Acidity is the quantitative capacity of a water sample to neutralize a base to a predetermined pH value. Greater acidity indicates higher concentration of acids present and more potentially corrosive the water. Acidity is caused by a variety of acids including mineral acids, organic acids, and even carbon dioxide in the form of carbonic acid. Today, our water supplies are becoming more contaminated with corrosive chemicals from industrial dumping and ever-growing amounts of carbon dioxide in the atmosphere. Acidity measurements are an essential means to define and control pollution in sewers, lakes, and rivers. Monitoring acidity in soils and fish farming helps to maintain an adequate growing environment. Acidity also affects the quality of food and beverages, such as wine, fruit juices, sauces, and olive oil.
The concept of pH and acidity are easily misunderstood. All aqueous solutions can have the pH measured but that is not the same as an acidity measurement. To determine the acidity of a solution it necessary to titrate the solution with a base, such as sodium hydroxide, to a pH endpoint.
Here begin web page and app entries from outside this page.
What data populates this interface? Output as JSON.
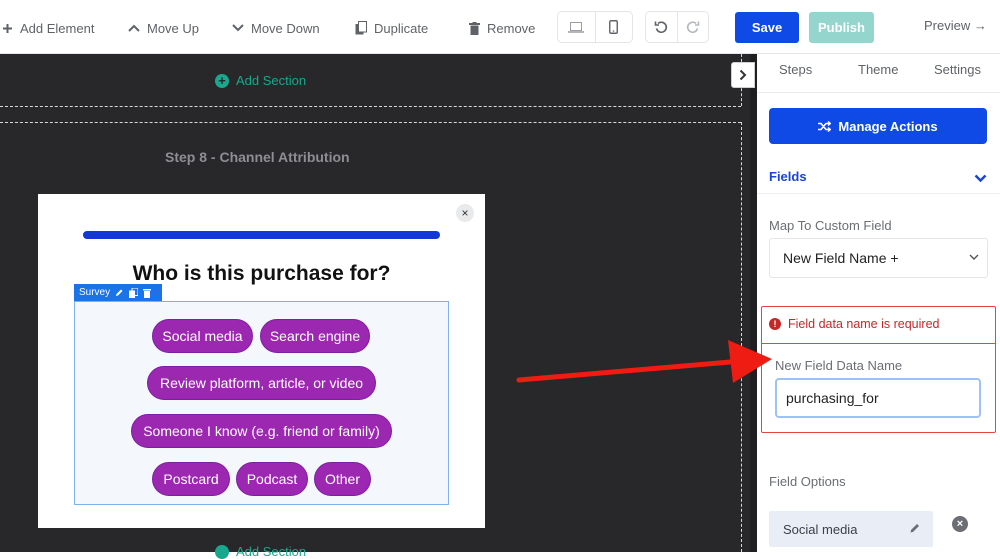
{
  "toolbar": {
    "add_element": "Add Element",
    "move_up": "Move Up",
    "move_down": "Move Down",
    "duplicate": "Duplicate",
    "remove": "Remove",
    "save": "Save",
    "publish": "Publish",
    "preview": "Preview →"
  },
  "canvas": {
    "add_section": "Add Section",
    "step_title": "Step 8 - Channel Attribution",
    "question": "Who is this purchase for?",
    "survey_tag": "Survey",
    "close_glyph": "×",
    "options": [
      "Social media",
      "Search engine",
      "Review platform, article, or video",
      "Someone I know (e.g. friend or family)",
      "Postcard",
      "Podcast",
      "Other"
    ]
  },
  "panel": {
    "tabs": [
      "Steps",
      "Theme",
      "Settings"
    ],
    "manage_actions": "Manage Actions",
    "fields_label": "Fields",
    "map_label": "Map To Custom Field",
    "map_value": "New Field Name +",
    "error_text": "Field data name is required",
    "new_field_label": "New Field Data Name",
    "new_field_value": "purchasing_for",
    "field_options_label": "Field Options",
    "first_option": "Social media"
  },
  "colors": {
    "primary": "#0f4ae6",
    "publish_disabled": "#94d6cd",
    "canvas_bg": "#28272a",
    "accent_green": "#18a88c",
    "chip_purple": "#9c27b0",
    "error_red": "#e1473d",
    "annotation_arrow": "#ee1c12"
  }
}
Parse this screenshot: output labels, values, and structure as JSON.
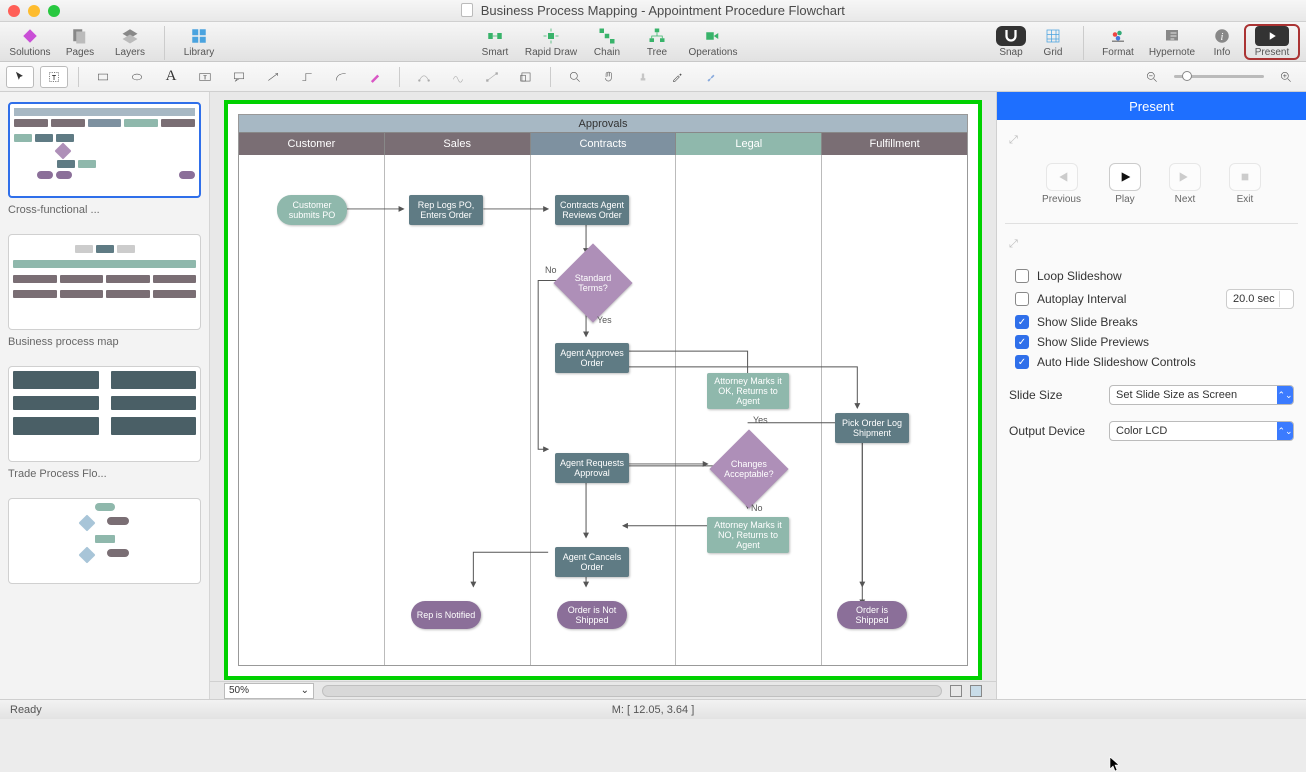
{
  "window": {
    "title": "Business Process Mapping - Appointment Procedure Flowchart"
  },
  "toolbar": {
    "solutions": "Solutions",
    "pages": "Pages",
    "layers": "Layers",
    "library": "Library",
    "smart": "Smart",
    "rapid": "Rapid Draw",
    "chain": "Chain",
    "tree": "Tree",
    "operations": "Operations",
    "snap": "Snap",
    "grid": "Grid",
    "format": "Format",
    "hypernote": "Hypernote",
    "info": "Info",
    "present": "Present"
  },
  "slides": {
    "items": [
      {
        "caption": "Cross-functional ..."
      },
      {
        "caption": "Business process map"
      },
      {
        "caption": "Trade Process Flo..."
      },
      {
        "caption": ""
      }
    ]
  },
  "diagram": {
    "title": "Approvals",
    "columns": {
      "customer": "Customer",
      "sales": "Sales",
      "contracts": "Contracts",
      "legal": "Legal",
      "fulfillment": "Fulfillment"
    },
    "nodes": {
      "cust_submits": "Customer submits PO",
      "rep_logs": "Rep Logs PO, Enters Order",
      "agent_reviews": "Contracts Agent Reviews Order",
      "std_terms": "Standard Terms?",
      "agent_approves": "Agent Approves Order",
      "attorney_ok": "Attorney Marks it OK, Returns to Agent",
      "changes_acc": "Changes Acceptable?",
      "attorney_no": "Attorney Marks it NO, Returns to Agent",
      "agent_requests": "Agent Requests Approval",
      "agent_cancels": "Agent Cancels Order",
      "pick_order": "Pick Order Log Shipment",
      "rep_notified": "Rep is Notified",
      "order_not_shipped": "Order is Not Shipped",
      "order_shipped": "Order is Shipped"
    },
    "labels": {
      "no": "No",
      "yes": "Yes",
      "yes2": "Yes",
      "no2": "No"
    }
  },
  "present": {
    "header": "Present",
    "previous": "Previous",
    "play": "Play",
    "next": "Next",
    "exit": "Exit",
    "loop": "Loop Slideshow",
    "autoplay": "Autoplay Interval",
    "interval": "20.0 sec",
    "show_breaks": "Show Slide Breaks",
    "show_previews": "Show Slide Previews",
    "autohide": "Auto Hide Slideshow Controls",
    "slide_size_label": "Slide Size",
    "slide_size_value": "Set Slide Size as Screen",
    "output_label": "Output Device",
    "output_value": "Color LCD"
  },
  "canvas": {
    "zoom": "50%"
  },
  "status": {
    "ready": "Ready",
    "mouse": "M: [ 12.05, 3.64 ]"
  }
}
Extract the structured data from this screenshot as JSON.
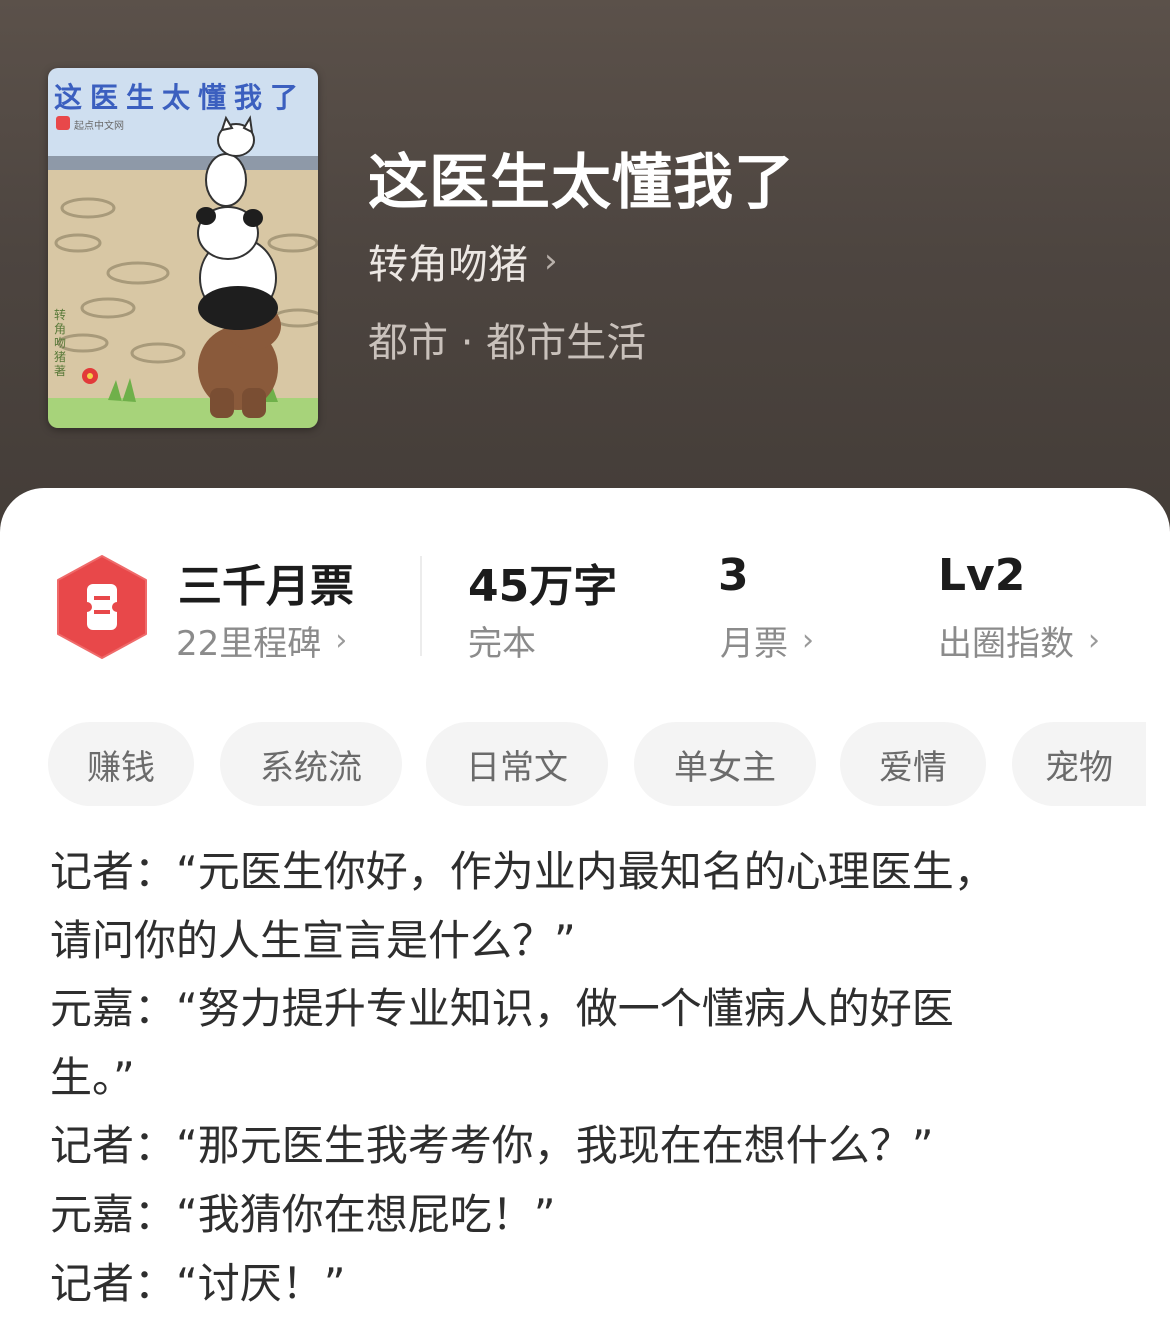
{
  "book": {
    "title": "这医生太懂我了",
    "author": "转角吻猪",
    "genre": "都市 · 都市生活",
    "cover": {
      "title_text": "这医生太懂我了",
      "publisher": "起点中文网",
      "author_signature": "转角吻猪著"
    }
  },
  "stats": {
    "ticket": {
      "title": "三千月票",
      "subtitle": "22里程碑"
    },
    "words": {
      "value": "45万字",
      "label": "完本"
    },
    "monthly": {
      "value": "3",
      "label": "月票"
    },
    "level": {
      "value": "Lv2",
      "label": "出圈指数"
    }
  },
  "tags": [
    "赚钱",
    "系统流",
    "日常文",
    "单女主",
    "爱情",
    "宠物"
  ],
  "description": [
    "记者：“元医生你好，作为业内最知名的心理医生，",
    "请问你的人生宣言是什么？”",
    "元嘉：“努力提升专业知识，做一个懂病人的好医",
    "生。”",
    "记者：“那元医生我考考你，我现在在想什么？”",
    "元嘉：“我猜你在想屁吃！”",
    "记者：“讨厌！”"
  ],
  "icons": {
    "chevron": "chevron-right-icon",
    "ticket": "ticket-icon"
  },
  "colors": {
    "header_bg": "#4d4540",
    "ticket_red": "#e8484a",
    "tag_bg": "#f4f4f4"
  }
}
The most common pH endpoint is phenolphthalein, when the indicator is added to a solution the solution will change to a pink color at pH 8.2. Solutions of different acidities (regular orange juice versus low acid) can have the same pH value but require different amounts of base to reach the pH 8.2 end point.
The pH meter was invented to determine the acidity of orange and lemon juice. The meter was used in place of the indicator due interferences that caused the color change to not be seen. Many customers continue to use a pH meter and graduated burette to perform this simple titration.
Technology has advanced with automatic titration systems that have unique algorithms to dose the base precisely in order to determine either a pH endpoint or an equivalence point. Hanna offers a wide range of products from basic chemical test kits to advanced automatic titration systems.